▶ _PROBLEM_
Print the entries verbatim, leaving out the images they contain.

▶ _RECORDS SHOWN_
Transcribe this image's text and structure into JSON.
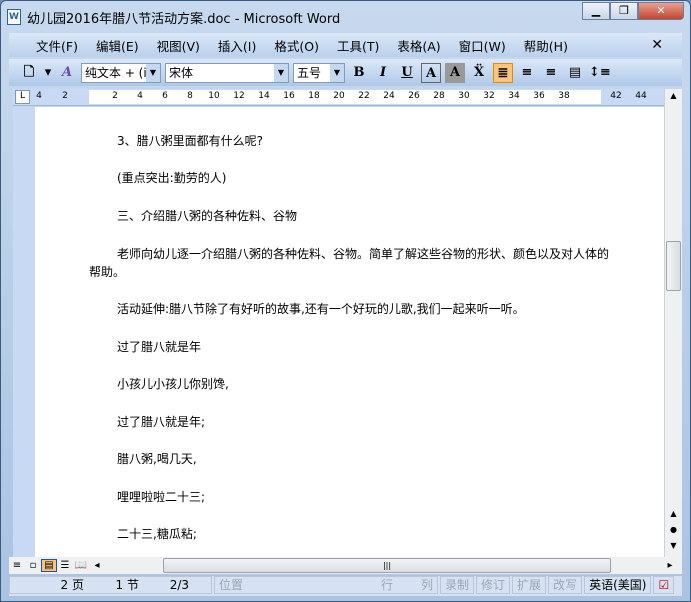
{
  "window": {
    "title": "幼儿园2016年腊八节活动方案.doc - Microsoft Word"
  },
  "menu": [
    "文件(F)",
    "编辑(E)",
    "视图(V)",
    "插入(I)",
    "格式(O)",
    "工具(T)",
    "表格(A)",
    "窗口(W)",
    "帮助(H)"
  ],
  "toolbar": {
    "style": "纯文本 + (i",
    "font": "宋体",
    "size": "五号",
    "bold": "B",
    "italic": "I",
    "underline": "U",
    "char_border": "A",
    "char_shade": "A"
  },
  "ruler": [
    "4",
    "2",
    "2",
    "4",
    "6",
    "8",
    "10",
    "12",
    "14",
    "16",
    "18",
    "20",
    "22",
    "24",
    "26",
    "28",
    "30",
    "32",
    "34",
    "36",
    "38",
    "42",
    "44"
  ],
  "paragraphs": [
    "3、腊八粥里面都有什么呢?",
    "(重点突出:勤劳的人)",
    "三、介绍腊八粥的各种佐料、谷物",
    "老师向幼儿逐一介绍腊八粥的各种佐料、谷物。简单了解这些谷物的形状、颜色以及对人体的帮助。",
    "活动延伸:腊八节除了有好听的故事,还有一个好玩的儿歌,我们一起来听一听。",
    "过了腊八就是年",
    "小孩儿小孩儿你别馋,",
    "过了腊八就是年;",
    "腊八粥,喝几天,",
    "哩哩啦啦二十三;",
    "二十三,糖瓜粘;"
  ],
  "status": {
    "page": "2 页",
    "section": "1 节",
    "pages": "2/3",
    "position": "位置",
    "line": "行",
    "col": "列",
    "rec": "录制",
    "trk": "修订",
    "ext": "扩展",
    "ovr": "改写",
    "lang": "英语(美国)"
  }
}
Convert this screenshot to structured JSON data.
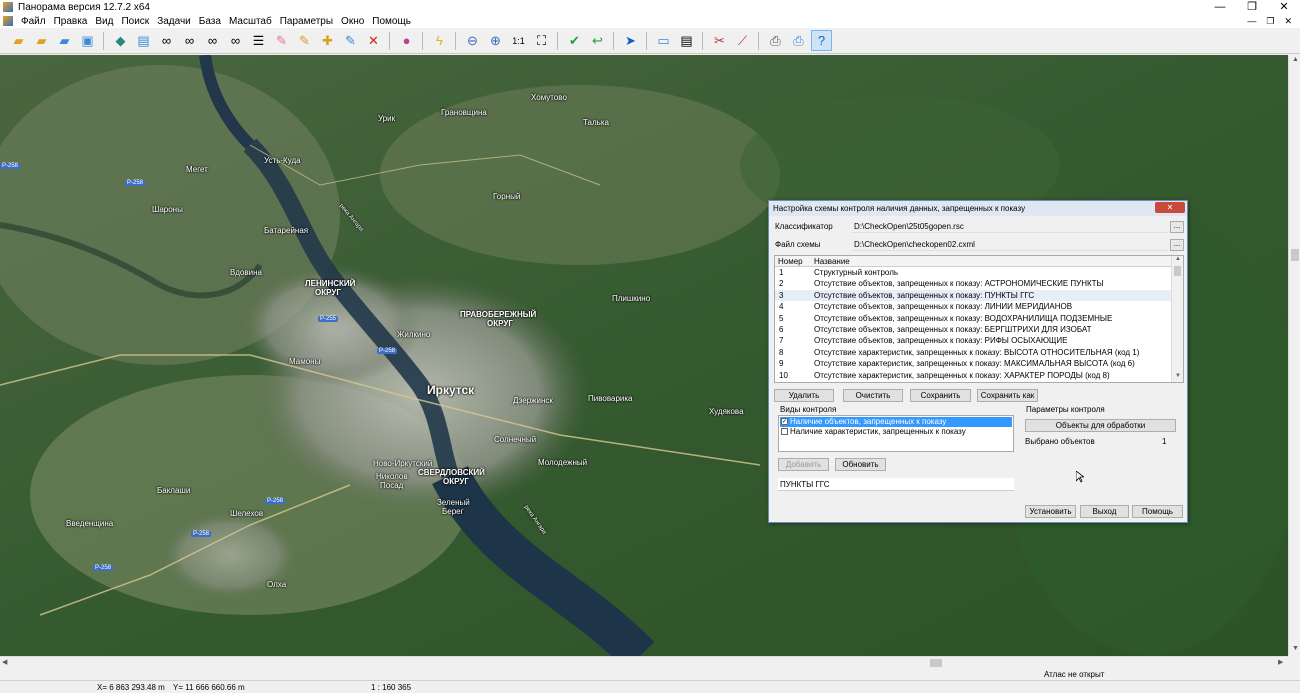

▶ _REPLY TO THE EXERCISE_
Transcribe this image's text and structure into JSON.
{
  "window": {
    "title": "幼儿园2016年腊八节活动方案.doc - Microsoft Word"
  },
  "menu": [
    "文件(F)",
    "编辑(E)",
    "视图(V)",
    "插入(I)",
    "格式(O)",
    "工具(T)",
    "表格(A)",
    "窗口(W)",
    "帮助(H)"
  ],
  "toolbar": {
    "style": "纯文本 + (i",
    "font": "宋体",
    "size": "五号",
    "bold": "B",
    "italic": "I",
    "underline": "U",
    "char_border": "A",
    "char_shade": "A"
  },
  "ruler": [
    "4",
    "2",
    "2",
    "4",
    "6",
    "8",
    "10",
    "12",
    "14",
    "16",
    "18",
    "20",
    "22",
    "24",
    "26",
    "28",
    "30",
    "32",
    "34",
    "36",
    "38",
    "42",
    "44"
  ],
  "paragraphs": [
    "3、腊八粥里面都有什么呢?",
    "(重点突出:勤劳的人)",
    "三、介绍腊八粥的各种佐料、谷物",
    "老师向幼儿逐一介绍腊八粥的各种佐料、谷物。简单了解这些谷物的形状、颜色以及对人体的帮助。",
    "活动延伸:腊八节除了有好听的故事,还有一个好玩的儿歌,我们一起来听一听。",
    "过了腊八就是年",
    "小孩儿小孩儿你别馋,",
    "过了腊八就是年;",
    "腊八粥,喝几天,",
    "哩哩啦啦二十三;",
    "二十三,糖瓜粘;"
  ],
  "status": {
    "page": "2 页",
    "section": "1 节",
    "pages": "2/3",
    "position": "位置",
    "line": "行",
    "col": "列",
    "rec": "录制",
    "trk": "修订",
    "ext": "扩展",
    "ovr": "改写",
    "lang": "英语(美国)"
  }
}
Convert this screenshot to structured JSON data.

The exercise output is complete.